***** EXERCISE INPUT

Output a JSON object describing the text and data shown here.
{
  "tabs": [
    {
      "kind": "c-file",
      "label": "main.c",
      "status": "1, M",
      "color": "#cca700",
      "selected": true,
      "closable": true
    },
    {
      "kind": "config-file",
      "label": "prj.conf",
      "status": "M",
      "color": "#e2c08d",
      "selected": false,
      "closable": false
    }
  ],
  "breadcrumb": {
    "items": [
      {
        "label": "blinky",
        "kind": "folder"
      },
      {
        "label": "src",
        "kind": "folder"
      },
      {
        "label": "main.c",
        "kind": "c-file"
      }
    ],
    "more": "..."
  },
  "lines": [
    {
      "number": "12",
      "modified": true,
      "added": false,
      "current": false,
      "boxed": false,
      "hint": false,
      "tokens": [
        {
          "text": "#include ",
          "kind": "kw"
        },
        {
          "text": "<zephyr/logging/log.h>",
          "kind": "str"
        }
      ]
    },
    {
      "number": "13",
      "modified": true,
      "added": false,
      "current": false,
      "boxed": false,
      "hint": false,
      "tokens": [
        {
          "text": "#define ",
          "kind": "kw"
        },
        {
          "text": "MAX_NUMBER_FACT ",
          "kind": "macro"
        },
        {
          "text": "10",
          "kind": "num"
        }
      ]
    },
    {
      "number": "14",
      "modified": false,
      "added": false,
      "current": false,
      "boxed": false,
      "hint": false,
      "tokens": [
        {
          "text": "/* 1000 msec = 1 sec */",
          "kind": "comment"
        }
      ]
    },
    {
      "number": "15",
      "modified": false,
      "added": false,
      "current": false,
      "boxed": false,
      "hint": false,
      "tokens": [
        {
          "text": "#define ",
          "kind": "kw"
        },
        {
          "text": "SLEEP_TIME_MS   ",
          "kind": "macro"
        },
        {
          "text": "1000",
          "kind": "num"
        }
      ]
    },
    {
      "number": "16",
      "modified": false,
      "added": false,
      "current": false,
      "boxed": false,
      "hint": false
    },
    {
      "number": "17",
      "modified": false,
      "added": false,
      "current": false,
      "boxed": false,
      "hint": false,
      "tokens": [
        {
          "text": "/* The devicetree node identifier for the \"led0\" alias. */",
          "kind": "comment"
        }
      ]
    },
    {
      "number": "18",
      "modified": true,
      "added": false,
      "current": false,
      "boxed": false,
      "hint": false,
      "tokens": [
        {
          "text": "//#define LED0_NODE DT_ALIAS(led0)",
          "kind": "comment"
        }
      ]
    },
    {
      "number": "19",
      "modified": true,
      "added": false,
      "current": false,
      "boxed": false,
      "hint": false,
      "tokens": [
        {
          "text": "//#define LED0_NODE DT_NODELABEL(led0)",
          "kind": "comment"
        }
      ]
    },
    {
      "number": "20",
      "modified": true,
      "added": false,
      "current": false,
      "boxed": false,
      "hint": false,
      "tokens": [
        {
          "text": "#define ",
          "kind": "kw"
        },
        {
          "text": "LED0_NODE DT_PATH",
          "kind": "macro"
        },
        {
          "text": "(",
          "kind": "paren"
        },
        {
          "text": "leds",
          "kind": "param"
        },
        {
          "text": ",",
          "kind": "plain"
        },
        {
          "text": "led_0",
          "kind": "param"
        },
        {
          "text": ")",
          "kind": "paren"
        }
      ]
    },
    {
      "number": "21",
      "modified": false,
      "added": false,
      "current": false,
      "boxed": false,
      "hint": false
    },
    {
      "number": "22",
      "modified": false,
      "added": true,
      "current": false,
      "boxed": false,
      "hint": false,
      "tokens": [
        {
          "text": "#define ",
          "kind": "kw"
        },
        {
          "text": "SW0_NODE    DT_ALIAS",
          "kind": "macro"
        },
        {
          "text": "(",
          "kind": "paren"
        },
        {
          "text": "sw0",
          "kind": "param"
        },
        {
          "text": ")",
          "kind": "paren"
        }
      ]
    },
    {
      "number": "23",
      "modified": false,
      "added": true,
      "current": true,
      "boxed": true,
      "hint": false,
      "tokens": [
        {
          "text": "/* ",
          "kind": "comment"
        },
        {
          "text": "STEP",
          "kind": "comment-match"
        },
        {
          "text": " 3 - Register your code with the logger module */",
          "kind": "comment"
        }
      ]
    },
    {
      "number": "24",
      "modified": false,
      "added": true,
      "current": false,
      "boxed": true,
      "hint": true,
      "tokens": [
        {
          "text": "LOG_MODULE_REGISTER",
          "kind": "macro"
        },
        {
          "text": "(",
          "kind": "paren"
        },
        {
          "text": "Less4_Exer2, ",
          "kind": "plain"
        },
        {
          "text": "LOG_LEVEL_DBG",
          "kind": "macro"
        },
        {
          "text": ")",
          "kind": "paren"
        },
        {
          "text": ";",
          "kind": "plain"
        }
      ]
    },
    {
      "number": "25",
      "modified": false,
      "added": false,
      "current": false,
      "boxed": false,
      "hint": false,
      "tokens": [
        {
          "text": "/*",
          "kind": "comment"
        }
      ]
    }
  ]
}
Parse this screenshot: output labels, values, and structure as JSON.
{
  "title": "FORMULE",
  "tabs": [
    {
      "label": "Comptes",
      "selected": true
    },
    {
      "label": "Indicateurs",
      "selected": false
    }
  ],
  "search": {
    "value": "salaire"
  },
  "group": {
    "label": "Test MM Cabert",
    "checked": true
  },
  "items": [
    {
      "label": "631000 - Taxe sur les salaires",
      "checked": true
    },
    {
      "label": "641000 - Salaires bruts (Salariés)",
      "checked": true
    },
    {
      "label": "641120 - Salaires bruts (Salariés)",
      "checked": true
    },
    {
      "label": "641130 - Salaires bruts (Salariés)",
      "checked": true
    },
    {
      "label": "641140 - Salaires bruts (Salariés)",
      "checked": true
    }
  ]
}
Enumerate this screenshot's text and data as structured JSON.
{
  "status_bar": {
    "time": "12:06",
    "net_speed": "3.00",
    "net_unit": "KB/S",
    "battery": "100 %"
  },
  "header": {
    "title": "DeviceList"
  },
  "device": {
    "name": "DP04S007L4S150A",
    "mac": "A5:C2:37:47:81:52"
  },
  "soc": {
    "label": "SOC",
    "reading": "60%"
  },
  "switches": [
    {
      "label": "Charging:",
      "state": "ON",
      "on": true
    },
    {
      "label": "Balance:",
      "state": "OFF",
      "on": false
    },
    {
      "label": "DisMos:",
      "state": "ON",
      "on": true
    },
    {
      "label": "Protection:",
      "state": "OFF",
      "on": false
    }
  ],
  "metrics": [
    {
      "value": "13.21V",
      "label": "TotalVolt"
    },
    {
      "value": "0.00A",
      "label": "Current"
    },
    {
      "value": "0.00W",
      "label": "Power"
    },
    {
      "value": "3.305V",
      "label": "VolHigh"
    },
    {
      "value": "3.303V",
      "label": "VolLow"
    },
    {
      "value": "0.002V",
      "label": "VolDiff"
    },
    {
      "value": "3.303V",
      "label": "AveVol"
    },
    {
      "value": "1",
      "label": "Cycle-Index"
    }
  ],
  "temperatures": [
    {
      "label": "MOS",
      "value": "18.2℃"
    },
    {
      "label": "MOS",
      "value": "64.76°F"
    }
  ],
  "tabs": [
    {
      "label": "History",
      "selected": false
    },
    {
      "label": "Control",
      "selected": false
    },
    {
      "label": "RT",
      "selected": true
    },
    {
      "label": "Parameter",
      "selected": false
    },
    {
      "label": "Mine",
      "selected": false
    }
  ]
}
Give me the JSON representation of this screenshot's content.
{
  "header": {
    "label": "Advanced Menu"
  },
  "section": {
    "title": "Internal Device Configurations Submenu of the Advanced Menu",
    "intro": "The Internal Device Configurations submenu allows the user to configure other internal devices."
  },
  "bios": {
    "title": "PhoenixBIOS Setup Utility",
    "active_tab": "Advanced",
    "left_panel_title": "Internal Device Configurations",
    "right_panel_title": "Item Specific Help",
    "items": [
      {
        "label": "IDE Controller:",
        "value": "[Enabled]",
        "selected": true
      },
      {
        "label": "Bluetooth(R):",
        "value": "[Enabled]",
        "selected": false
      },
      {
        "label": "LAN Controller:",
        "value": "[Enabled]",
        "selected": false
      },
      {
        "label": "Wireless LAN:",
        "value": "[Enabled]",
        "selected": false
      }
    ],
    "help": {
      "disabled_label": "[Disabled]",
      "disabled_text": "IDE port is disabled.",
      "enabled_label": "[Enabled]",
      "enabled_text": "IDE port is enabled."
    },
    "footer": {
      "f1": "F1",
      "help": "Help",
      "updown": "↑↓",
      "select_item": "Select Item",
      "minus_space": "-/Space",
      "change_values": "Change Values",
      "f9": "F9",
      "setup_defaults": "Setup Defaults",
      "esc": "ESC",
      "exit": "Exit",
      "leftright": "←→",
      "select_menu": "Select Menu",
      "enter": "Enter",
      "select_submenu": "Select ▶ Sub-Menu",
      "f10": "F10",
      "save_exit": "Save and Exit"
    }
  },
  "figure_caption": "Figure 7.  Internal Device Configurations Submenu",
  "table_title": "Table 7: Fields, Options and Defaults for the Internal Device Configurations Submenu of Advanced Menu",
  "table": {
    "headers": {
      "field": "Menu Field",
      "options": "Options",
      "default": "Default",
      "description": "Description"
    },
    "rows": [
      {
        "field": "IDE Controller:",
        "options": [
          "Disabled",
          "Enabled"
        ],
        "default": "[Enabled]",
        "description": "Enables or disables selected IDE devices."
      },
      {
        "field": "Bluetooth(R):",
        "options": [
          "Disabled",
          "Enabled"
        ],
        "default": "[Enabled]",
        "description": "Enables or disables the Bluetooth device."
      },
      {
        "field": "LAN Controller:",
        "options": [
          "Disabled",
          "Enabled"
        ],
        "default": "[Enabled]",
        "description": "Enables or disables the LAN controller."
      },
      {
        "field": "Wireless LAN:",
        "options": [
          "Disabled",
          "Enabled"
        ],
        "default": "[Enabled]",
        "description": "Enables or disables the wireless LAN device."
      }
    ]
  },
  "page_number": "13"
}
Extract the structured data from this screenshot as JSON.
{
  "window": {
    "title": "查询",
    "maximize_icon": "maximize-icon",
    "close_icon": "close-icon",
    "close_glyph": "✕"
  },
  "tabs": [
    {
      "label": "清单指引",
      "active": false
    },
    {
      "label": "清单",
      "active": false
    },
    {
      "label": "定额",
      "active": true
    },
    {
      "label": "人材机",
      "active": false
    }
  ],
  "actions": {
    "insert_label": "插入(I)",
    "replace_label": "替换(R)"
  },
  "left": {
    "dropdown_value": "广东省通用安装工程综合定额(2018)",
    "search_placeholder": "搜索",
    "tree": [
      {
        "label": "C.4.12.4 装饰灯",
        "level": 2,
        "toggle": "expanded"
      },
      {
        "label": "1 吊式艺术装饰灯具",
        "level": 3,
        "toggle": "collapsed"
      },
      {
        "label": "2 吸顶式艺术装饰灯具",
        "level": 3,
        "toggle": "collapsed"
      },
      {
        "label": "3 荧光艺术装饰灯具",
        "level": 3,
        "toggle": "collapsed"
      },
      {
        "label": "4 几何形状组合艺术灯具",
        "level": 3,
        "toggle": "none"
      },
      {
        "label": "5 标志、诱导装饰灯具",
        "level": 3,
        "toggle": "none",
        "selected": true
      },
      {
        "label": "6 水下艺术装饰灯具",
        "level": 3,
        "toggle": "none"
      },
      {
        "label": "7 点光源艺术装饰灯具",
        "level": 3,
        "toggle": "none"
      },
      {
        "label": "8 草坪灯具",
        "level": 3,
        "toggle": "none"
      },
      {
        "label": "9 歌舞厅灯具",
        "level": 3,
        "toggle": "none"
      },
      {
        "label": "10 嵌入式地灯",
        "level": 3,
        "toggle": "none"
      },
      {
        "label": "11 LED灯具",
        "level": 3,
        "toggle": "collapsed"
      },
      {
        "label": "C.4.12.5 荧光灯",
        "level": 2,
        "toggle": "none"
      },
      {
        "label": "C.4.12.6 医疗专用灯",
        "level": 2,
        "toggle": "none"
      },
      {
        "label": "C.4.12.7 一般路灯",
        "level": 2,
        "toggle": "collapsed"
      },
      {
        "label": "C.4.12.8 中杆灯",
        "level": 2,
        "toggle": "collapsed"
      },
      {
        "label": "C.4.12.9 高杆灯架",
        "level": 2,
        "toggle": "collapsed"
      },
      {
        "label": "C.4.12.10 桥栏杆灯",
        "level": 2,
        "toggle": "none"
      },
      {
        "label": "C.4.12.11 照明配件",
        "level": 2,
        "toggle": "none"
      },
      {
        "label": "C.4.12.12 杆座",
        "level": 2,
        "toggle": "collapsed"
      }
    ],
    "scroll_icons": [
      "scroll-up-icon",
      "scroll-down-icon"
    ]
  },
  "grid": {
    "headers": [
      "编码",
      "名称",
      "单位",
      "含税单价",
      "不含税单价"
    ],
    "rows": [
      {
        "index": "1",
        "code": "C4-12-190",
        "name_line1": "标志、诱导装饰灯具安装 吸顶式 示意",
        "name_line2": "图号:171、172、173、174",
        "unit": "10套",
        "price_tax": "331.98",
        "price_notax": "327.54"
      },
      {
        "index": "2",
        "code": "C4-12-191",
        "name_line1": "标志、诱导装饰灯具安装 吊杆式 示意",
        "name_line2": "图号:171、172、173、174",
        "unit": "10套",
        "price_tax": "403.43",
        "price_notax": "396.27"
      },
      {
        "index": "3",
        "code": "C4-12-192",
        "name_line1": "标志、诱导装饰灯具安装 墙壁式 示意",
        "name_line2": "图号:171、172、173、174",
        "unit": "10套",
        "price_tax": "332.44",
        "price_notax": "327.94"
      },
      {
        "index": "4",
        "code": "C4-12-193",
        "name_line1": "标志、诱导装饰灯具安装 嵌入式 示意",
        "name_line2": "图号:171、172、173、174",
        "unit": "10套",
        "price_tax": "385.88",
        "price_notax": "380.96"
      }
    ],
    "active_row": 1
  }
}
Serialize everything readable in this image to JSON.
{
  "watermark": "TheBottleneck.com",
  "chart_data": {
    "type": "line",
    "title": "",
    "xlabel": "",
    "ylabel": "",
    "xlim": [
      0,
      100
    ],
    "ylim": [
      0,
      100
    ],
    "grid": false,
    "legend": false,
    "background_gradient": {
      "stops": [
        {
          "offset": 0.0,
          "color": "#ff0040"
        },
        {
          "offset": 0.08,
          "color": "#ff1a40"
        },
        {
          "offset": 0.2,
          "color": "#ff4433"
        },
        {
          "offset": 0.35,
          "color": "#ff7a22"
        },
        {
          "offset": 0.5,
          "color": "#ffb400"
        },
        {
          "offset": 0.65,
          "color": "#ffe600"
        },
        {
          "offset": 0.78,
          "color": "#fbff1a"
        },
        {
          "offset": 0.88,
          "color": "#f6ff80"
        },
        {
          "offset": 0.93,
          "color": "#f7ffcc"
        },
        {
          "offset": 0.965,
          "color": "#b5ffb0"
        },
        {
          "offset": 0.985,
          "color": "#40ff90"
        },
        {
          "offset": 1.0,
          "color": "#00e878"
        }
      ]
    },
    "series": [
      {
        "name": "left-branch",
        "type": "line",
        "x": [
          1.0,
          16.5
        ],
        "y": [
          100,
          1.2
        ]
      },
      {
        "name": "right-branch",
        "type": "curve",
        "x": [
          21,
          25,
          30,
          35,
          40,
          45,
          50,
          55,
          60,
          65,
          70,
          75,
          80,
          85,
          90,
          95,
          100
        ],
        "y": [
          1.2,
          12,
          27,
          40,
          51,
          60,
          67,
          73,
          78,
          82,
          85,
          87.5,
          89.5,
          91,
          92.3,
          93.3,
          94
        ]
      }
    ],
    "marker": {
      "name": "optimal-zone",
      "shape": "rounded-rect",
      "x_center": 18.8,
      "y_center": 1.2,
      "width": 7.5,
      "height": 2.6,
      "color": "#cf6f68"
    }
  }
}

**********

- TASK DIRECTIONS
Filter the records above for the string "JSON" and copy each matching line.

- YOUR SOLUTION
Output a JSON object describing the text and data shown here.
Parse this screenshot: output labels, values, and structure as JSON.
Enumerate this screenshot's text and data as structured JSON.
Give me the JSON representation of this screenshot's content.
Extract the structured data from this screenshot as JSON.
Serialize everything readable in this image to JSON.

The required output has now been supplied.